The Language Shop provides support in any language you may need, including many of the rarer ones. Please speak to your account manager about your requirements.


Celebrations around the world: Raksha Bandhan, 11 July

What:

Raksha Bandhan is a Hindu, Sikh (though not all Sikhs celebrate the day) and Jain tradition, honouring the love and bond between siblings.

Why: 

The celebration of sibling love is based on a story featuring the supreme Hindu god, Lord Krishna. According to legend, he cut his finger on his sudarshan chakra (a circular weapon). His sister ripped her sari and used it to bandage her brother’s injury. Inspired by her act of love, Lord Krishna swore always to protect his sister.

How: 

Siblings tie a special red thread, called a ‘rakhri’, on to each other’s wrists. This symbolises protection, which historically was the physical protection provided by men to their sisters, and only men would receive a rakhri. Nowadays, both brothers and sisters receive a rakhri.

We always love to hear from customers about their own celebrations. Please get in touch if you have observed any of August's festivals and would like to share stories or photos with us!


Meet The Team: Portuguese and English Interpreter, Helga

Every month, we introduce you to one of our team. This month, meet Helga, one of our freelance interpreters, working in Portuguese and English.

1)   Tell us about the role you do for TLS   

I’ve worked as an interpreter for The Language Shop for over a decade. My role is to facilitate, through interpreting, the communication between an English speaker and a non-English speaker in different settings like the National Health Service, Police, Education etc.

2)   What's been your favourite project at TLS?

My favourite project at The Language Shop was interpreting with Shelter. I really felt that I was supporting people at very vulnerable times in their lives while they're going through homelessness, distress and mental affliction.

3)   What has been your biggest challenge?

The biggest challenge of an interpreter is unpredictability. Every assignment is different so as an interpreter it's necessary to be adaptable to any kind of settings such as courtrooms or out and about in the community. Also, to be mindful and alert.

4)   If you didn’t do your current job, what would you like to do ?

If I was not working as an interpreter I would have been a fashion designer.

5)   Tell us something interesting about you.

Something interesting about me is that I like playing table tennis.

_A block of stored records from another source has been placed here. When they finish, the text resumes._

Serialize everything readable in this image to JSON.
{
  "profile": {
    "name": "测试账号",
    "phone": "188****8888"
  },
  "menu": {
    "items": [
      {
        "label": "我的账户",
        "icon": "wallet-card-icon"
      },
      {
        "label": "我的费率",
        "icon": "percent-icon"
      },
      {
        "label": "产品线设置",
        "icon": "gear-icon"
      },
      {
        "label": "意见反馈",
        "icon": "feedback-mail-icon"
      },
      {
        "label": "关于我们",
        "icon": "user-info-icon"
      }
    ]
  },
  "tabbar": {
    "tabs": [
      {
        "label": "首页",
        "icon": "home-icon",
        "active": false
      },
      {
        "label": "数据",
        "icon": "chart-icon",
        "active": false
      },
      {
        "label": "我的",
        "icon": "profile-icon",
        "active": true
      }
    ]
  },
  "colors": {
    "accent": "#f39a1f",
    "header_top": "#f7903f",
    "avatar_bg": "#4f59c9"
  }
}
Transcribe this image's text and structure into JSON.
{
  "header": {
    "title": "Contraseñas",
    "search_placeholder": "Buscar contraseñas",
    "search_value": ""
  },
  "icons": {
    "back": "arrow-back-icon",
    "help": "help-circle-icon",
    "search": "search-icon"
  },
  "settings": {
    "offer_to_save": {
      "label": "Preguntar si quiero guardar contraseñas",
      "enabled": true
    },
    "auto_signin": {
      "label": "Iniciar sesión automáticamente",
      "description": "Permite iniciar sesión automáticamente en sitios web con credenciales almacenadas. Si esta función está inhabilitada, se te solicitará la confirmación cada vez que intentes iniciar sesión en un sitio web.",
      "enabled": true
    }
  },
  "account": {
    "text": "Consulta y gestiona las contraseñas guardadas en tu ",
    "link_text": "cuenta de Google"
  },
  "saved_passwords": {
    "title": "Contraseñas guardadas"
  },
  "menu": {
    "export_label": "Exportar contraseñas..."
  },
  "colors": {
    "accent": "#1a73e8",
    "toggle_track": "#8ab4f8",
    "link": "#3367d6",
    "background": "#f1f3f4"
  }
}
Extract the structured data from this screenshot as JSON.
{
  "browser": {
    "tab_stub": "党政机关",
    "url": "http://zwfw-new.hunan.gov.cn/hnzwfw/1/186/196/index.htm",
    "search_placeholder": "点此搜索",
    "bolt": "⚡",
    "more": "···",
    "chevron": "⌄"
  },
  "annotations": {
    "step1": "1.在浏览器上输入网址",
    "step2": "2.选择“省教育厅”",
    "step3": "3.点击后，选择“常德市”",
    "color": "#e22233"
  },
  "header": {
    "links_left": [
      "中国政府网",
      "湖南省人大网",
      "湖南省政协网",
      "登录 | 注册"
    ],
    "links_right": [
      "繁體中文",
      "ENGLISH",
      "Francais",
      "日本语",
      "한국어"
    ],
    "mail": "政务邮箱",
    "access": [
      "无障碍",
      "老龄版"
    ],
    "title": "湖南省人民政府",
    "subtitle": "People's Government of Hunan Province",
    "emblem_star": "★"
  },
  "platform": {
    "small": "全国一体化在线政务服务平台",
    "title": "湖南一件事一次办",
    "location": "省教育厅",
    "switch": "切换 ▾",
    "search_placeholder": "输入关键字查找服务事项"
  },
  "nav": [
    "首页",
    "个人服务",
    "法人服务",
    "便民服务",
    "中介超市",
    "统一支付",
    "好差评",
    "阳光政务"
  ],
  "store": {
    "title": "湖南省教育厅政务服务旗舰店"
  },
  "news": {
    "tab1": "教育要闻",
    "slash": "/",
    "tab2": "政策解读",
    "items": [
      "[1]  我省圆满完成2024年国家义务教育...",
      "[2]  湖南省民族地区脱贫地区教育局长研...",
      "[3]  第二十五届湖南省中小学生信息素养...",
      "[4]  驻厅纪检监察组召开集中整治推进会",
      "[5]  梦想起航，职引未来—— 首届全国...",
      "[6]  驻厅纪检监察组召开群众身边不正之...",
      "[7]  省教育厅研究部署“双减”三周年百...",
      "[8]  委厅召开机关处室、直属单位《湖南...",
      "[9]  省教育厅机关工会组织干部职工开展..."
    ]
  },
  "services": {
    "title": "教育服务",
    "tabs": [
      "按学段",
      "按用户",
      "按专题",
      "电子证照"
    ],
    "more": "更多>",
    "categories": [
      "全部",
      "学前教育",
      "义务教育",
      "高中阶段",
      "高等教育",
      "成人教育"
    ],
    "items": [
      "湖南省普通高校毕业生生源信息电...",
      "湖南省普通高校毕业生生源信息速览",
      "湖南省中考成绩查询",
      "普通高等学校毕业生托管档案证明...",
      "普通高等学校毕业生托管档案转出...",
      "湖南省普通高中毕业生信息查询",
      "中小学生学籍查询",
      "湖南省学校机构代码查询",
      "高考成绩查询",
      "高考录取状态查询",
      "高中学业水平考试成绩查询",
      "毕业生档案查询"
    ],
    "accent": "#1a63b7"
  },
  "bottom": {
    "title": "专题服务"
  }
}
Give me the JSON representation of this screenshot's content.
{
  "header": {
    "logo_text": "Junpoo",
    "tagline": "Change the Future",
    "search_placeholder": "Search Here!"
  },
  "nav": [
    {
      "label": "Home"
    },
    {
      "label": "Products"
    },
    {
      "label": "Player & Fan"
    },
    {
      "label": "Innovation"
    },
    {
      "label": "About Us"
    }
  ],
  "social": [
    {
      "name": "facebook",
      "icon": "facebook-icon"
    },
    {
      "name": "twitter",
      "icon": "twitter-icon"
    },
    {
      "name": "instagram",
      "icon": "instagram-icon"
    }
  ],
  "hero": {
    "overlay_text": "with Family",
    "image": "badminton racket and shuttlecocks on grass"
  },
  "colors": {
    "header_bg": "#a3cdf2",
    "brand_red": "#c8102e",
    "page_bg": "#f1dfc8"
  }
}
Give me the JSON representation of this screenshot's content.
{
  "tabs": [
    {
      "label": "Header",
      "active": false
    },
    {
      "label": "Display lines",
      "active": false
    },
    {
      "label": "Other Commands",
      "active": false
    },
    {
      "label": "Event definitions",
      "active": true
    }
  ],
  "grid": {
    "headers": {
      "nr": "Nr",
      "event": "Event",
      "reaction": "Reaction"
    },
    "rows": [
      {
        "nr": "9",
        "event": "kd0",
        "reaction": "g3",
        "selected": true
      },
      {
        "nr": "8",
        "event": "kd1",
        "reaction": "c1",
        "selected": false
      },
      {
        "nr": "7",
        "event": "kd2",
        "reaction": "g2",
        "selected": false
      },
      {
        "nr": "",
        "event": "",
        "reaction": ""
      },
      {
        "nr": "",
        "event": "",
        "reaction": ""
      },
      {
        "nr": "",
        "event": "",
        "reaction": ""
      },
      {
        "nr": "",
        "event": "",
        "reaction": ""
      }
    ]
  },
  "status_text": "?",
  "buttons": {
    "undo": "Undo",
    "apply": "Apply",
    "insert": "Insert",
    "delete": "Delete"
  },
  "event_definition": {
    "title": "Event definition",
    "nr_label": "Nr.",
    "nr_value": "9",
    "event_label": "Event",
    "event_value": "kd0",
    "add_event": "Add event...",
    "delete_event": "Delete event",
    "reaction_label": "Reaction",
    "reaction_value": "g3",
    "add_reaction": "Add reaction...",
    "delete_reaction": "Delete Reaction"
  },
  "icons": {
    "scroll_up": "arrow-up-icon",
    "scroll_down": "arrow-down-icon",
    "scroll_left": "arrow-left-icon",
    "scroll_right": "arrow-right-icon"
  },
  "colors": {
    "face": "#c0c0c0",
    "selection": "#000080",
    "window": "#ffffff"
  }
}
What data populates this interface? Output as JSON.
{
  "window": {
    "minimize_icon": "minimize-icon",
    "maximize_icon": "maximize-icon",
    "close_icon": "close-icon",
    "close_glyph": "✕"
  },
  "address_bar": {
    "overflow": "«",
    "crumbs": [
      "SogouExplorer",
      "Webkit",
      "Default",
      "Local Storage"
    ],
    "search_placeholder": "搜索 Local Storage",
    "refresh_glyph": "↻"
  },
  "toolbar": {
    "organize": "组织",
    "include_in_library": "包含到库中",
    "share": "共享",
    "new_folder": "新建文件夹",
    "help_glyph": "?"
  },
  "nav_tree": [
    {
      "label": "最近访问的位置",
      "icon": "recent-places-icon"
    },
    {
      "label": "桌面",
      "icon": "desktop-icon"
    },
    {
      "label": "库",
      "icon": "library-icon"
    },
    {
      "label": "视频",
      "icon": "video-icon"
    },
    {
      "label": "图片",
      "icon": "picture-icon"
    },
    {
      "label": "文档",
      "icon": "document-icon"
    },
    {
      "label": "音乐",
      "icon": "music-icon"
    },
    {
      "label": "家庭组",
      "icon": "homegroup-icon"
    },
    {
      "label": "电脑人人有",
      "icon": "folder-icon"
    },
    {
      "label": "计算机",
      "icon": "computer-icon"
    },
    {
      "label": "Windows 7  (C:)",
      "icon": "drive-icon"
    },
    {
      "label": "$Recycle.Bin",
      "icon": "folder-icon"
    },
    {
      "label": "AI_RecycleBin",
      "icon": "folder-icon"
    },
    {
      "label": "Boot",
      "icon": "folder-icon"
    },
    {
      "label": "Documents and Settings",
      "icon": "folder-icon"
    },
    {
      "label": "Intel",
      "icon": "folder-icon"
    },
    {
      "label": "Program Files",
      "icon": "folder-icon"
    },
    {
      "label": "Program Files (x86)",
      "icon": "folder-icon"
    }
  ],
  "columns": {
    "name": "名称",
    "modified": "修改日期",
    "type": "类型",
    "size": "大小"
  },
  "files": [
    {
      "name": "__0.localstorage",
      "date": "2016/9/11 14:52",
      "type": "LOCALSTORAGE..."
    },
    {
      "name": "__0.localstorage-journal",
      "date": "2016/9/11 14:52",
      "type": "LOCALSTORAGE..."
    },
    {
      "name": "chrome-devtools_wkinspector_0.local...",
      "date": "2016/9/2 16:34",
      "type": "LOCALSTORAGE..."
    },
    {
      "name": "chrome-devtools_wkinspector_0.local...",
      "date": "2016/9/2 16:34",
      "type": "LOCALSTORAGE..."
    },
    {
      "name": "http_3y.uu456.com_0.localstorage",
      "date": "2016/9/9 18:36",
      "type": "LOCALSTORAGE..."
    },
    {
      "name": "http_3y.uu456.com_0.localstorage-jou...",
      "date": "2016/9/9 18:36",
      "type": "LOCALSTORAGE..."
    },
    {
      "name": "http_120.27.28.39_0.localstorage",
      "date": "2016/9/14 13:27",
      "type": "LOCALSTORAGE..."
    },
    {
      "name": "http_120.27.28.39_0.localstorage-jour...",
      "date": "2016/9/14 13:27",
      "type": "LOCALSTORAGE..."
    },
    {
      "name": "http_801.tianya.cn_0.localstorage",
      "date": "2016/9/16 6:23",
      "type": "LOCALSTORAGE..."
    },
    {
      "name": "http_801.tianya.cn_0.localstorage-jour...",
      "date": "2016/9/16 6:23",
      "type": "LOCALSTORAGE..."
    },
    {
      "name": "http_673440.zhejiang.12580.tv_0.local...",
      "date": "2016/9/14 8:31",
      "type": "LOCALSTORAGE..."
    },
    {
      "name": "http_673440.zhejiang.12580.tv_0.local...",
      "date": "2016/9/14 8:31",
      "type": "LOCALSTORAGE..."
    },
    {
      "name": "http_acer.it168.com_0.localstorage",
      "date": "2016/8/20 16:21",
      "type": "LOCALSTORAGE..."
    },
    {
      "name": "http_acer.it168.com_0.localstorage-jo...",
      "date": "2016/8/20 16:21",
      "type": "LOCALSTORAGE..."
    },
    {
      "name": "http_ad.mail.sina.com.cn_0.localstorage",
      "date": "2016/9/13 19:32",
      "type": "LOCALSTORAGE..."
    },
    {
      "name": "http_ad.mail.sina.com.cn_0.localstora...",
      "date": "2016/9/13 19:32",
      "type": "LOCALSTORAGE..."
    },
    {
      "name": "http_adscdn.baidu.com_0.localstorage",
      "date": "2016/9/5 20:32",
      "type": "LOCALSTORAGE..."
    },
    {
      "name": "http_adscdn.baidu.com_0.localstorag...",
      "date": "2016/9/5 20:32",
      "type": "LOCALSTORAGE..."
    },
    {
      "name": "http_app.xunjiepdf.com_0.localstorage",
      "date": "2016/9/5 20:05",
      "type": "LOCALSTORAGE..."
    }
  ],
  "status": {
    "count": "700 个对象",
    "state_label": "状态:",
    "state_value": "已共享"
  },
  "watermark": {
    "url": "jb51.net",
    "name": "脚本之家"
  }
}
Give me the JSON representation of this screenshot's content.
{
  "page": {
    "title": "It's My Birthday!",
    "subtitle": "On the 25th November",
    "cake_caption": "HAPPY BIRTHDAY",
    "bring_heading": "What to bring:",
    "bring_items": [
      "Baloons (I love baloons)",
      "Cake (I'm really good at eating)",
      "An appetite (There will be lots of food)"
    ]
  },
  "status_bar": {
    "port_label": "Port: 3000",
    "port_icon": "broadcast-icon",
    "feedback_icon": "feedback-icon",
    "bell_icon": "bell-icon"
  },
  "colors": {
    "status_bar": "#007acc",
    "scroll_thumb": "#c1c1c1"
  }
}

6)   If you could meet someone, living or dead, who would it be and why?

If I could meet someone it would be Oscar Wilde. He was true to himself, creative with words and with his style too. He was an influencer of his time. I think I could learn and laugh a lot with him, what a great mind.

7)   What are your ambitions for the rest of the year?

In the next 12 months I am planning to do further studying in translating so that I can improve my skills as an interpreter.

If you would like to be profiled, or know someone else who would, please get in touch by emailing zainub.patel@newham.gov.uk


EU remote interpreters on strike

Interpreters working remotely for the EU made the decision to strike, in protest at what they describe as poor working conditions.

Restrictions over the last two years of the pandemic led to a huge increase in remote interpreting. With that change came protections for interpreters, including time limits on assignments, to protect against hearing damage.

Now these restrictions have been lifted, whereas remote working remains. Interpreters’ complaints about this include poor broadband connections, noisy environments and substandard equipment impeding their ability to do a good job, as well as hearing damage reported by approximately 100 staff interpreters.

One interpreter described the situation colourfully: “It’s like driving at night under the rain versus travelling by day under good weather. You get to your destination at the same hour, but in the first case, there’s a growing risk of accident and increased fatigue once you get there.”

In response to the strike, the EU brought in temporary workers, which, according to the striking delegation of interpreters, were not accredited and risked compromising quality.

Read more about the strike here